JACKSON: We’d expected Now for Now would trigger people. It was disturbing, I’ll admit, how some people who knew us personally—and who we felt should know better—seemed to really want it to be that I’d coerced Megan into doing things she didn’t want to do. It revealed just how strong a trigger the older man/younger woman dichotomy is for people. One of my female friends didn’t even recognize that the sex scene was about male sexual impotence! That’s how overwhelming the age difference was for her. That’s really powerful.
As hard as that kind of response was to take, it really helped push us to get even clearer about why we were doing the show and how to sharpen our intent. We knew that changing the sex scene would not be right. It was clearly very affecting—so many people could identify with it. And of course our age difference is what it is. So we made revisions to the text, allowing our characters to recognize certain things related to the triggering issues. We similarly tweaked the choreography to shift certain emphases.

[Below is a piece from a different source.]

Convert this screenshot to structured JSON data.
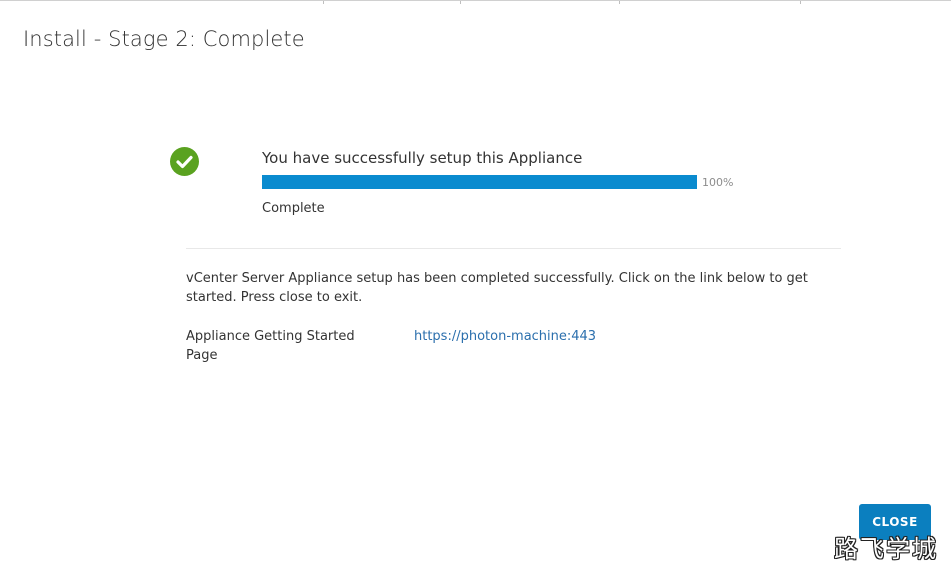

We want the audience to experience these uncomfortable triggers, and then, ideally, to question them. Is what they’re witnessing really only what they initially assume it is? Are their own relationships as cut-and-dried as they might want what they’re seeing onstage to be?
America’s puritanical roots have only continued to grow in a really trigger-happy, judgmental direction. Facebook alone has accommodated an explosion of this in our culture. We can be so cruel to each other! Our mission with Now for Now has been to put physical, verbal, and digital expression in argument onstage to create a performance that encourages more compassion in life for the messy relationships we all find ourselves in from time to time. Life is too short to squander on shame, fear, and judgment.